Extract every line below that contains the word "title".

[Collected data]
********************
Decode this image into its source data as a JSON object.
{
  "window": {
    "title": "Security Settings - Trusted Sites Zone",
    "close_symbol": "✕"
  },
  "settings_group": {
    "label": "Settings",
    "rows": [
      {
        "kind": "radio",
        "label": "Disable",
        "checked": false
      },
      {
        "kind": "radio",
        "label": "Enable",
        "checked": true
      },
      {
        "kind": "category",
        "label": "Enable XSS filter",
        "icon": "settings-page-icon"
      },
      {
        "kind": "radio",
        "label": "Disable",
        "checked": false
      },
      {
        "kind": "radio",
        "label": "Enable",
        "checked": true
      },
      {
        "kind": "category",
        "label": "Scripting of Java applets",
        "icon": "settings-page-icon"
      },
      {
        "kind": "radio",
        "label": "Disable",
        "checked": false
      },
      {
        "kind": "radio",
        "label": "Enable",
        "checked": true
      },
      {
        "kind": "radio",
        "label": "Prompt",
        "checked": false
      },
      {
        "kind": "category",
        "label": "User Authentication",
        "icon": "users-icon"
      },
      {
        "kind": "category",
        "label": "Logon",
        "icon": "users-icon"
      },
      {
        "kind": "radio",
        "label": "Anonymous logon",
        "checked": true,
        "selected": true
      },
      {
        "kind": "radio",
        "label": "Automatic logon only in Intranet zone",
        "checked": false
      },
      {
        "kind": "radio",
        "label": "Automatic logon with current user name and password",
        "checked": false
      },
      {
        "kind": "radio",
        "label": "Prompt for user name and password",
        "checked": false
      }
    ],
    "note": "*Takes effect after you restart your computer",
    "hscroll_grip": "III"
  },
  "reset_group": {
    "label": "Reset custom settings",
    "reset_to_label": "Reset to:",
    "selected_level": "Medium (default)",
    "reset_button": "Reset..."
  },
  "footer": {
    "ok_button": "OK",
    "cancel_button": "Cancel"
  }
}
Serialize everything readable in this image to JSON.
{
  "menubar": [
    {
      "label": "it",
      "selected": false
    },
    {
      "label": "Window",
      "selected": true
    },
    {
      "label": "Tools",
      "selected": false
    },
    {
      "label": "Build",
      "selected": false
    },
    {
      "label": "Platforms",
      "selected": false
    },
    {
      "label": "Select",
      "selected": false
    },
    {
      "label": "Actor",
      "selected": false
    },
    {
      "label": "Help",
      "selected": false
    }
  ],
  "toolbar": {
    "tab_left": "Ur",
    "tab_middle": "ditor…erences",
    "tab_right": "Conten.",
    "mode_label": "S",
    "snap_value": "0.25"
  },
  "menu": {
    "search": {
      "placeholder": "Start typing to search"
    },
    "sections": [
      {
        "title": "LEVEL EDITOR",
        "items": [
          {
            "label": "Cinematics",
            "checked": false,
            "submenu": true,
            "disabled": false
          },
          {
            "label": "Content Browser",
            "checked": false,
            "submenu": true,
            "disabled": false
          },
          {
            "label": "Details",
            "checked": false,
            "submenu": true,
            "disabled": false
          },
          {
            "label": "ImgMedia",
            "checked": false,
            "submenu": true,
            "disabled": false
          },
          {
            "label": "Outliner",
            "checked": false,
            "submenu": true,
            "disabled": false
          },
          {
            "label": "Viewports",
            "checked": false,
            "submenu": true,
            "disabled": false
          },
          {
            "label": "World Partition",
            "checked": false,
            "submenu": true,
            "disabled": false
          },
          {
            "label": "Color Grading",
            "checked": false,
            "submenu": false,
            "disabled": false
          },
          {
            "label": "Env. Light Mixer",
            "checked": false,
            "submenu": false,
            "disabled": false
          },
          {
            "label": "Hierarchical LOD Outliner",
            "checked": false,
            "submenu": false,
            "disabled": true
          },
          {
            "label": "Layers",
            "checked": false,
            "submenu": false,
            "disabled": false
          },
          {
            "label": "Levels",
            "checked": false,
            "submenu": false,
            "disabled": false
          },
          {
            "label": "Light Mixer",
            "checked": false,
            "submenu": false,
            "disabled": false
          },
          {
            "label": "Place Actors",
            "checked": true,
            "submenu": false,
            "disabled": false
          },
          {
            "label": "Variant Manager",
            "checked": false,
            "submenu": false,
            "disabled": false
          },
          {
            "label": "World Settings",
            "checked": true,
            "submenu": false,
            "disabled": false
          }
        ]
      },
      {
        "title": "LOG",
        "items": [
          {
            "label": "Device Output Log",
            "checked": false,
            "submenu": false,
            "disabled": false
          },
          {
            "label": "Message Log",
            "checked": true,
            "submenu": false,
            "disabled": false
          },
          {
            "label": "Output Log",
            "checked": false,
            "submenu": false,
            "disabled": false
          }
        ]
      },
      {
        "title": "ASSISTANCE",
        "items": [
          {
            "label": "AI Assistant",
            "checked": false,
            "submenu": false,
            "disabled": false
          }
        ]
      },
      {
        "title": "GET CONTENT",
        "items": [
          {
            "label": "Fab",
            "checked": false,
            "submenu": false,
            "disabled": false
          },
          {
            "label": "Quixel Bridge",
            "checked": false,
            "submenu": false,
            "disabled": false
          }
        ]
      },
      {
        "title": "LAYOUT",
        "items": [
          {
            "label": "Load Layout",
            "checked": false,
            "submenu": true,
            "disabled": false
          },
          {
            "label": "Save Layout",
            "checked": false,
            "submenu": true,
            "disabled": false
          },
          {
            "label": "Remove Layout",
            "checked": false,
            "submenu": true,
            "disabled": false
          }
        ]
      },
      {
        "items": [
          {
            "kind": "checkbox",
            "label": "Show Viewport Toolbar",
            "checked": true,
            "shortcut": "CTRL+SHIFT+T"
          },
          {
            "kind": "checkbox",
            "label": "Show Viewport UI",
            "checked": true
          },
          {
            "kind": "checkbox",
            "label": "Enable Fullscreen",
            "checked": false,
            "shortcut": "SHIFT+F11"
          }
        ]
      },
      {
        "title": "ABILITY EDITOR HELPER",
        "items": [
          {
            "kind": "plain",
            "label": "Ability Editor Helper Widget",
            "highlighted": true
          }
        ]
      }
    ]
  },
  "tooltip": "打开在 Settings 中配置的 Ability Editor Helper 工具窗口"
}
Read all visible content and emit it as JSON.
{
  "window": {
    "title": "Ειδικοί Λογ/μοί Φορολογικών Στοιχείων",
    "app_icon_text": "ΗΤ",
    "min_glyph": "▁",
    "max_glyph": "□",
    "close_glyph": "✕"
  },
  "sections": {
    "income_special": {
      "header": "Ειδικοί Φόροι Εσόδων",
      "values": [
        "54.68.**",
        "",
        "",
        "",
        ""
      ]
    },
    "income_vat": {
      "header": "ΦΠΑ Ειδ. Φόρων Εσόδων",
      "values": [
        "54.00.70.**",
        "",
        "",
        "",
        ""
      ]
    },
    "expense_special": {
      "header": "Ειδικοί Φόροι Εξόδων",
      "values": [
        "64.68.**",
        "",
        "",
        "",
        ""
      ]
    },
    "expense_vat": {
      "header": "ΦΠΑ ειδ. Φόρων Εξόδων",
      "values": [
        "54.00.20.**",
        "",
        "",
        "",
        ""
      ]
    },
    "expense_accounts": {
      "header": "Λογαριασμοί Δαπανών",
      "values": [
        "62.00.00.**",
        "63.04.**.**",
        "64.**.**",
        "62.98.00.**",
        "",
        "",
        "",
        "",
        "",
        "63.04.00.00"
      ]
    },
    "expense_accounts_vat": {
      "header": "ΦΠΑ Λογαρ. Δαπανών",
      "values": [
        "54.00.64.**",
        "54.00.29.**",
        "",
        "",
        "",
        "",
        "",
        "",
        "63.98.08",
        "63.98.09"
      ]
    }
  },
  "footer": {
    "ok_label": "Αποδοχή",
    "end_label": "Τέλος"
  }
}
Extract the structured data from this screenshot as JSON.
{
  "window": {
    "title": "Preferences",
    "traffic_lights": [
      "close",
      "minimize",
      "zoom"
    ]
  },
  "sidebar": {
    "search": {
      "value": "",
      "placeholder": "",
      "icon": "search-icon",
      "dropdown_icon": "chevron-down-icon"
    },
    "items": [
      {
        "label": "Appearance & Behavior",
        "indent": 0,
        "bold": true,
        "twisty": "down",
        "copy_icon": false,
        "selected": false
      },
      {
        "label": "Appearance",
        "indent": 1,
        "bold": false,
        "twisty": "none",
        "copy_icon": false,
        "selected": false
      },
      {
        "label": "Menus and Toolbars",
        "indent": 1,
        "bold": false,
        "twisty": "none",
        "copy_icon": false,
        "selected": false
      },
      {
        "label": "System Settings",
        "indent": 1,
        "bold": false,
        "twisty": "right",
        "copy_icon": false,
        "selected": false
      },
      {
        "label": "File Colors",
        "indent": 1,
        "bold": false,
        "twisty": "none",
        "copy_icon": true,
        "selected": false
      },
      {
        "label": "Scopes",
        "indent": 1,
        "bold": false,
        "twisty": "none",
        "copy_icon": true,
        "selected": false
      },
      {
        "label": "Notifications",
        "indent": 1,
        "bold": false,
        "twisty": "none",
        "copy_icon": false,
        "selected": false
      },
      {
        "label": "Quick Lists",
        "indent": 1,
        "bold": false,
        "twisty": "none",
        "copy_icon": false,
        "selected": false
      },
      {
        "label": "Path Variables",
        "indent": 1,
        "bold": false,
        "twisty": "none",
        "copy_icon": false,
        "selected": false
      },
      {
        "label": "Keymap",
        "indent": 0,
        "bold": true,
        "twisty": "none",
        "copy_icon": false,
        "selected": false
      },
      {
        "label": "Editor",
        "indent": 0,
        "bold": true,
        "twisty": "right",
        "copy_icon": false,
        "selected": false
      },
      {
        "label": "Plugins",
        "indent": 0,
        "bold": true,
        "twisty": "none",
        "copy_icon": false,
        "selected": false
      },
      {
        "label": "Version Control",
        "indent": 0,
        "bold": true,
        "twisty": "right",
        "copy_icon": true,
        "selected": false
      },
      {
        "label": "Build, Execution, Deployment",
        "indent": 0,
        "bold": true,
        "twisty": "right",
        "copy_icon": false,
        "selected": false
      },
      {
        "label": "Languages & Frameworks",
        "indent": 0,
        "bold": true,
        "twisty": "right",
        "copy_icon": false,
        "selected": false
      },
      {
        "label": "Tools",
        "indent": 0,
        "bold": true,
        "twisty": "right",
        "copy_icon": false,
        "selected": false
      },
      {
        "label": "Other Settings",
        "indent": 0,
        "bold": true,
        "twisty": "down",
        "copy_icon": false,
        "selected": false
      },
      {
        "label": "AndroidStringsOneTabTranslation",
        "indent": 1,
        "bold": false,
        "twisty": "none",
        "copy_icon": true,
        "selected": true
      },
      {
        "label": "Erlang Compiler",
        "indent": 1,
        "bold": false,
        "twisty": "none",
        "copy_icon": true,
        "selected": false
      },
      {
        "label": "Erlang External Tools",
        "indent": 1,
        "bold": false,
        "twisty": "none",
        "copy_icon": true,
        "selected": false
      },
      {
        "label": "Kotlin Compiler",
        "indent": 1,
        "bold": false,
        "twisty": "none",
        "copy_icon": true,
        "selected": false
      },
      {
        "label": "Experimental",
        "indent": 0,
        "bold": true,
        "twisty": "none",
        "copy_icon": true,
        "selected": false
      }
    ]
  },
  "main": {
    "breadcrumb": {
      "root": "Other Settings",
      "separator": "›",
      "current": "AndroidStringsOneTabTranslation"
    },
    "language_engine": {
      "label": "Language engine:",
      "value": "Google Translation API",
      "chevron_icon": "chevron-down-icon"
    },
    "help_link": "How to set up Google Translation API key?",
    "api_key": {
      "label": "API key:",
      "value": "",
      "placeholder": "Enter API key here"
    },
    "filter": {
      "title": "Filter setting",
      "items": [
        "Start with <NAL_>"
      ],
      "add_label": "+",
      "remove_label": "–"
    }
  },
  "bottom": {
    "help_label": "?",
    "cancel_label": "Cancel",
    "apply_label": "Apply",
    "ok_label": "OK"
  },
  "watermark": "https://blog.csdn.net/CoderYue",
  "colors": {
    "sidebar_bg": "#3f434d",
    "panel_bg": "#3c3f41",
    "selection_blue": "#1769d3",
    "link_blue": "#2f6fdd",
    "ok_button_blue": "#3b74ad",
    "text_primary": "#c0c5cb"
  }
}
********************
Answer section »
    "title": "Security Settings - Trusted Sites Zone",
        "title": "LEVEL EDITOR",
        "title": "LOG",
        "title": "ASSISTANCE",
        "title": "GET CONTENT",
        "title": "LAYOUT",
        "title": "ABILITY EDITOR HELPER",
    "title": "Ειδικοί Λογ/μοί Φορολογικών Στοιχείων",
    "title": "Preferences",
      "title": "Filter setting",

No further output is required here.